Entries provided Block Start

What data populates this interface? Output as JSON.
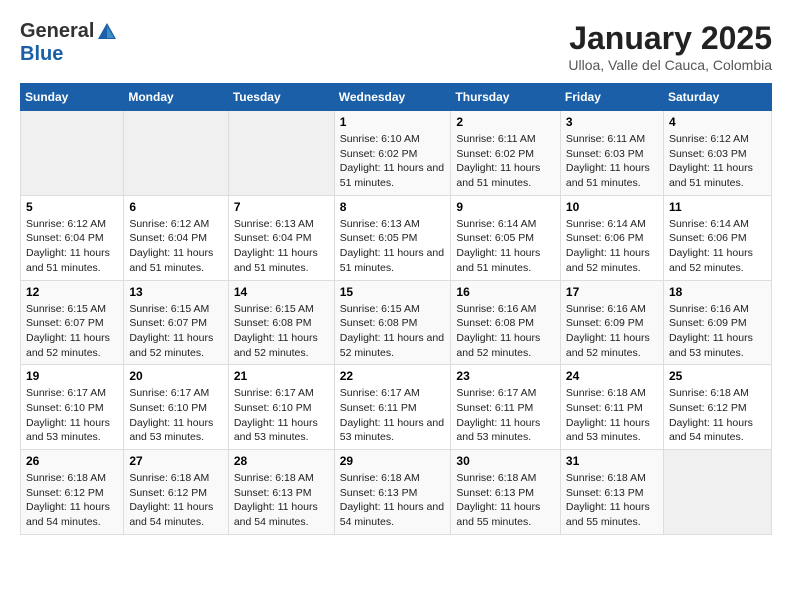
{
  "header": {
    "logo_line1": "General",
    "logo_line2": "Blue",
    "title": "January 2025",
    "subtitle": "Ulloa, Valle del Cauca, Colombia"
  },
  "days_of_week": [
    "Sunday",
    "Monday",
    "Tuesday",
    "Wednesday",
    "Thursday",
    "Friday",
    "Saturday"
  ],
  "weeks": [
    [
      {
        "day": "",
        "info": ""
      },
      {
        "day": "",
        "info": ""
      },
      {
        "day": "",
        "info": ""
      },
      {
        "day": "1",
        "info": "Sunrise: 6:10 AM\nSunset: 6:02 PM\nDaylight: 11 hours and 51 minutes."
      },
      {
        "day": "2",
        "info": "Sunrise: 6:11 AM\nSunset: 6:02 PM\nDaylight: 11 hours and 51 minutes."
      },
      {
        "day": "3",
        "info": "Sunrise: 6:11 AM\nSunset: 6:03 PM\nDaylight: 11 hours and 51 minutes."
      },
      {
        "day": "4",
        "info": "Sunrise: 6:12 AM\nSunset: 6:03 PM\nDaylight: 11 hours and 51 minutes."
      }
    ],
    [
      {
        "day": "5",
        "info": "Sunrise: 6:12 AM\nSunset: 6:04 PM\nDaylight: 11 hours and 51 minutes."
      },
      {
        "day": "6",
        "info": "Sunrise: 6:12 AM\nSunset: 6:04 PM\nDaylight: 11 hours and 51 minutes."
      },
      {
        "day": "7",
        "info": "Sunrise: 6:13 AM\nSunset: 6:04 PM\nDaylight: 11 hours and 51 minutes."
      },
      {
        "day": "8",
        "info": "Sunrise: 6:13 AM\nSunset: 6:05 PM\nDaylight: 11 hours and 51 minutes."
      },
      {
        "day": "9",
        "info": "Sunrise: 6:14 AM\nSunset: 6:05 PM\nDaylight: 11 hours and 51 minutes."
      },
      {
        "day": "10",
        "info": "Sunrise: 6:14 AM\nSunset: 6:06 PM\nDaylight: 11 hours and 52 minutes."
      },
      {
        "day": "11",
        "info": "Sunrise: 6:14 AM\nSunset: 6:06 PM\nDaylight: 11 hours and 52 minutes."
      }
    ],
    [
      {
        "day": "12",
        "info": "Sunrise: 6:15 AM\nSunset: 6:07 PM\nDaylight: 11 hours and 52 minutes."
      },
      {
        "day": "13",
        "info": "Sunrise: 6:15 AM\nSunset: 6:07 PM\nDaylight: 11 hours and 52 minutes."
      },
      {
        "day": "14",
        "info": "Sunrise: 6:15 AM\nSunset: 6:08 PM\nDaylight: 11 hours and 52 minutes."
      },
      {
        "day": "15",
        "info": "Sunrise: 6:15 AM\nSunset: 6:08 PM\nDaylight: 11 hours and 52 minutes."
      },
      {
        "day": "16",
        "info": "Sunrise: 6:16 AM\nSunset: 6:08 PM\nDaylight: 11 hours and 52 minutes."
      },
      {
        "day": "17",
        "info": "Sunrise: 6:16 AM\nSunset: 6:09 PM\nDaylight: 11 hours and 52 minutes."
      },
      {
        "day": "18",
        "info": "Sunrise: 6:16 AM\nSunset: 6:09 PM\nDaylight: 11 hours and 53 minutes."
      }
    ],
    [
      {
        "day": "19",
        "info": "Sunrise: 6:17 AM\nSunset: 6:10 PM\nDaylight: 11 hours and 53 minutes."
      },
      {
        "day": "20",
        "info": "Sunrise: 6:17 AM\nSunset: 6:10 PM\nDaylight: 11 hours and 53 minutes."
      },
      {
        "day": "21",
        "info": "Sunrise: 6:17 AM\nSunset: 6:10 PM\nDaylight: 11 hours and 53 minutes."
      },
      {
        "day": "22",
        "info": "Sunrise: 6:17 AM\nSunset: 6:11 PM\nDaylight: 11 hours and 53 minutes."
      },
      {
        "day": "23",
        "info": "Sunrise: 6:17 AM\nSunset: 6:11 PM\nDaylight: 11 hours and 53 minutes."
      },
      {
        "day": "24",
        "info": "Sunrise: 6:18 AM\nSunset: 6:11 PM\nDaylight: 11 hours and 53 minutes."
      },
      {
        "day": "25",
        "info": "Sunrise: 6:18 AM\nSunset: 6:12 PM\nDaylight: 11 hours and 54 minutes."
      }
    ],
    [
      {
        "day": "26",
        "info": "Sunrise: 6:18 AM\nSunset: 6:12 PM\nDaylight: 11 hours and 54 minutes."
      },
      {
        "day": "27",
        "info": "Sunrise: 6:18 AM\nSunset: 6:12 PM\nDaylight: 11 hours and 54 minutes."
      },
      {
        "day": "28",
        "info": "Sunrise: 6:18 AM\nSunset: 6:13 PM\nDaylight: 11 hours and 54 minutes."
      },
      {
        "day": "29",
        "info": "Sunrise: 6:18 AM\nSunset: 6:13 PM\nDaylight: 11 hours and 54 minutes."
      },
      {
        "day": "30",
        "info": "Sunrise: 6:18 AM\nSunset: 6:13 PM\nDaylight: 11 hours and 55 minutes."
      },
      {
        "day": "31",
        "info": "Sunrise: 6:18 AM\nSunset: 6:13 PM\nDaylight: 11 hours and 55 minutes."
      },
      {
        "day": "",
        "info": ""
      }
    ]
  ]
}
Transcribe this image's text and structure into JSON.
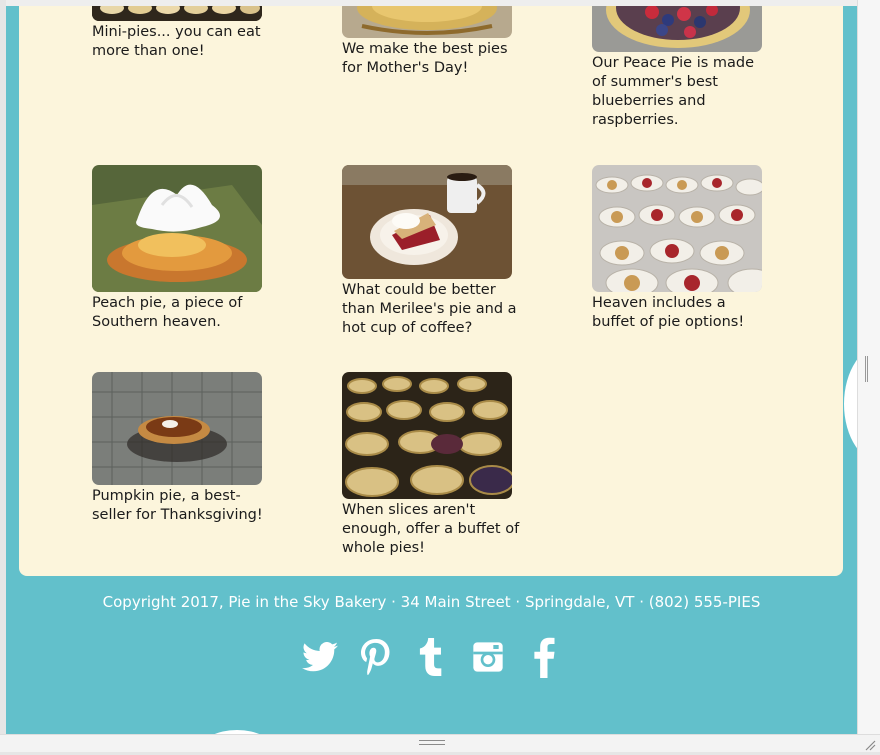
{
  "gallery": {
    "items": [
      {
        "caption": "Mini-pies... you can eat more than one!",
        "image": "mini-pies-photo"
      },
      {
        "caption": "We make the best pies for Mother's Day!",
        "image": "mothers-day-pie-photo"
      },
      {
        "caption": "Our Peace Pie is made of summer's best blueberries and raspberries.",
        "image": "peace-pie-photo"
      },
      {
        "caption": "Peach pie, a piece of Southern heaven.",
        "image": "peach-pie-photo"
      },
      {
        "caption": "What could be better than Merilee's pie and a hot cup of coffee?",
        "image": "pie-and-coffee-photo"
      },
      {
        "caption": "Heaven includes a buffet of pie options!",
        "image": "pie-slices-buffet-photo"
      },
      {
        "caption": "Pumpkin pie, a best-seller for Thanksgiving!",
        "image": "pumpkin-pie-photo"
      },
      {
        "caption": "When slices aren't enough, offer a buffet of whole pies!",
        "image": "whole-pies-buffet-photo"
      }
    ]
  },
  "footer": {
    "copyright": "Copyright 2017, Pie in the Sky Bakery · 34 Main Street · Springdale, VT · (802) 555-PIES",
    "social": [
      "twitter-icon",
      "pinterest-icon",
      "tumblr-icon",
      "instagram-icon",
      "facebook-icon"
    ]
  },
  "colors": {
    "background": "#62c0cb",
    "card": "#fcf5dc",
    "text": "#1b1b1b",
    "footer_text": "#ffffff"
  }
}
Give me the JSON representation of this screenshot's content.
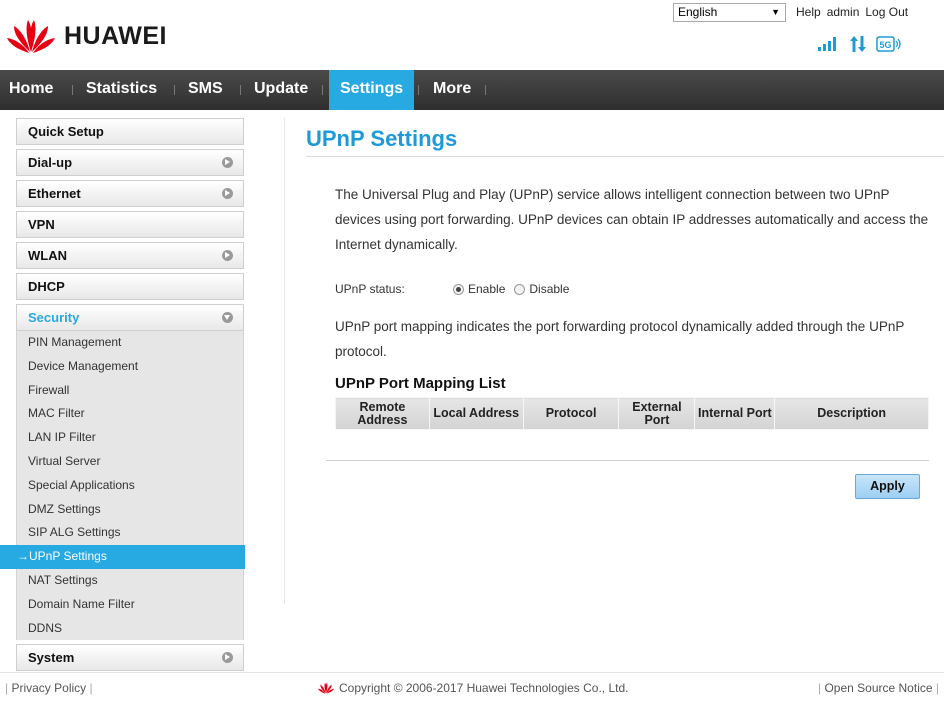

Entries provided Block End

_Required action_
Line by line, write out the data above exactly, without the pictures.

_Result_
What data populates this interface? Output as JSON.
{
  "header": {
    "logo_line1": "General",
    "logo_line2": "Blue",
    "title": "January 2025",
    "subtitle": "Ulloa, Valle del Cauca, Colombia"
  },
  "days_of_week": [
    "Sunday",
    "Monday",
    "Tuesday",
    "Wednesday",
    "Thursday",
    "Friday",
    "Saturday"
  ],
  "weeks": [
    [
      {
        "day": "",
        "info": ""
      },
      {
        "day": "",
        "info": ""
      },
      {
        "day": "",
        "info": ""
      },
      {
        "day": "1",
        "info": "Sunrise: 6:10 AM\nSunset: 6:02 PM\nDaylight: 11 hours and 51 minutes."
      },
      {
        "day": "2",
        "info": "Sunrise: 6:11 AM\nSunset: 6:02 PM\nDaylight: 11 hours and 51 minutes."
      },
      {
        "day": "3",
        "info": "Sunrise: 6:11 AM\nSunset: 6:03 PM\nDaylight: 11 hours and 51 minutes."
      },
      {
        "day": "4",
        "info": "Sunrise: 6:12 AM\nSunset: 6:03 PM\nDaylight: 11 hours and 51 minutes."
      }
    ],
    [
      {
        "day": "5",
        "info": "Sunrise: 6:12 AM\nSunset: 6:04 PM\nDaylight: 11 hours and 51 minutes."
      },
      {
        "day": "6",
        "info": "Sunrise: 6:12 AM\nSunset: 6:04 PM\nDaylight: 11 hours and 51 minutes."
      },
      {
        "day": "7",
        "info": "Sunrise: 6:13 AM\nSunset: 6:04 PM\nDaylight: 11 hours and 51 minutes."
      },
      {
        "day": "8",
        "info": "Sunrise: 6:13 AM\nSunset: 6:05 PM\nDaylight: 11 hours and 51 minutes."
      },
      {
        "day": "9",
        "info": "Sunrise: 6:14 AM\nSunset: 6:05 PM\nDaylight: 11 hours and 51 minutes."
      },
      {
        "day": "10",
        "info": "Sunrise: 6:14 AM\nSunset: 6:06 PM\nDaylight: 11 hours and 52 minutes."
      },
      {
        "day": "11",
        "info": "Sunrise: 6:14 AM\nSunset: 6:06 PM\nDaylight: 11 hours and 52 minutes."
      }
    ],
    [
      {
        "day": "12",
        "info": "Sunrise: 6:15 AM\nSunset: 6:07 PM\nDaylight: 11 hours and 52 minutes."
      },
      {
        "day": "13",
        "info": "Sunrise: 6:15 AM\nSunset: 6:07 PM\nDaylight: 11 hours and 52 minutes."
      },
      {
        "day": "14",
        "info": "Sunrise: 6:15 AM\nSunset: 6:08 PM\nDaylight: 11 hours and 52 minutes."
      },
      {
        "day": "15",
        "info": "Sunrise: 6:15 AM\nSunset: 6:08 PM\nDaylight: 11 hours and 52 minutes."
      },
      {
        "day": "16",
        "info": "Sunrise: 6:16 AM\nSunset: 6:08 PM\nDaylight: 11 hours and 52 minutes."
      },
      {
        "day": "17",
        "info": "Sunrise: 6:16 AM\nSunset: 6:09 PM\nDaylight: 11 hours and 52 minutes."
      },
      {
        "day": "18",
        "info": "Sunrise: 6:16 AM\nSunset: 6:09 PM\nDaylight: 11 hours and 53 minutes."
      }
    ],
    [
      {
        "day": "19",
        "info": "Sunrise: 6:17 AM\nSunset: 6:10 PM\nDaylight: 11 hours and 53 minutes."
      },
      {
        "day": "20",
        "info": "Sunrise: 6:17 AM\nSunset: 6:10 PM\nDaylight: 11 hours and 53 minutes."
      },
      {
        "day": "21",
        "info": "Sunrise: 6:17 AM\nSunset: 6:10 PM\nDaylight: 11 hours and 53 minutes."
      },
      {
        "day": "22",
        "info": "Sunrise: 6:17 AM\nSunset: 6:11 PM\nDaylight: 11 hours and 53 minutes."
      },
      {
        "day": "23",
        "info": "Sunrise: 6:17 AM\nSunset: 6:11 PM\nDaylight: 11 hours and 53 minutes."
      },
      {
        "day": "24",
        "info": "Sunrise: 6:18 AM\nSunset: 6:11 PM\nDaylight: 11 hours and 53 minutes."
      },
      {
        "day": "25",
        "info": "Sunrise: 6:18 AM\nSunset: 6:12 PM\nDaylight: 11 hours and 54 minutes."
      }
    ],
    [
      {
        "day": "26",
        "info": "Sunrise: 6:18 AM\nSunset: 6:12 PM\nDaylight: 11 hours and 54 minutes."
      },
      {
        "day": "27",
        "info": "Sunrise: 6:18 AM\nSunset: 6:12 PM\nDaylight: 11 hours and 54 minutes."
      },
      {
        "day": "28",
        "info": "Sunrise: 6:18 AM\nSunset: 6:13 PM\nDaylight: 11 hours and 54 minutes."
      },
      {
        "day": "29",
        "info": "Sunrise: 6:18 AM\nSunset: 6:13 PM\nDaylight: 11 hours and 54 minutes."
      },
      {
        "day": "30",
        "info": "Sunrise: 6:18 AM\nSunset: 6:13 PM\nDaylight: 11 hours and 55 minutes."
      },
      {
        "day": "31",
        "info": "Sunrise: 6:18 AM\nSunset: 6:13 PM\nDaylight: 11 hours and 55 minutes."
      },
      {
        "day": "",
        "info": ""
      }
    ]
  ]
}
Transcribe this image's text and structure into JSON.
{
  "gallery": {
    "items": [
      {
        "caption": "Mini-pies... you can eat more than one!",
        "image": "mini-pies-photo"
      },
      {
        "caption": "We make the best pies for Mother's Day!",
        "image": "mothers-day-pie-photo"
      },
      {
        "caption": "Our Peace Pie is made of summer's best blueberries and raspberries.",
        "image": "peace-pie-photo"
      },
      {
        "caption": "Peach pie, a piece of Southern heaven.",
        "image": "peach-pie-photo"
      },
      {
        "caption": "What could be better than Merilee's pie and a hot cup of coffee?",
        "image": "pie-and-coffee-photo"
      },
      {
        "caption": "Heaven includes a buffet of pie options!",
        "image": "pie-slices-buffet-photo"
      },
      {
        "caption": "Pumpkin pie, a best-seller for Thanksgiving!",
        "image": "pumpkin-pie-photo"
      },
      {
        "caption": "When slices aren't enough, offer a buffet of whole pies!",
        "image": "whole-pies-buffet-photo"
      }
    ]
  },
  "footer": {
    "copyright": "Copyright 2017, Pie in the Sky Bakery · 34 Main Street · Springdale, VT · (802) 555-PIES",
    "social": [
      "twitter-icon",
      "pinterest-icon",
      "tumblr-icon",
      "instagram-icon",
      "facebook-icon"
    ]
  },
  "colors": {
    "background": "#62c0cb",
    "card": "#fcf5dc",
    "text": "#1b1b1b",
    "footer_text": "#ffffff"
  }
}
Give me the JSON representation of this screenshot's content.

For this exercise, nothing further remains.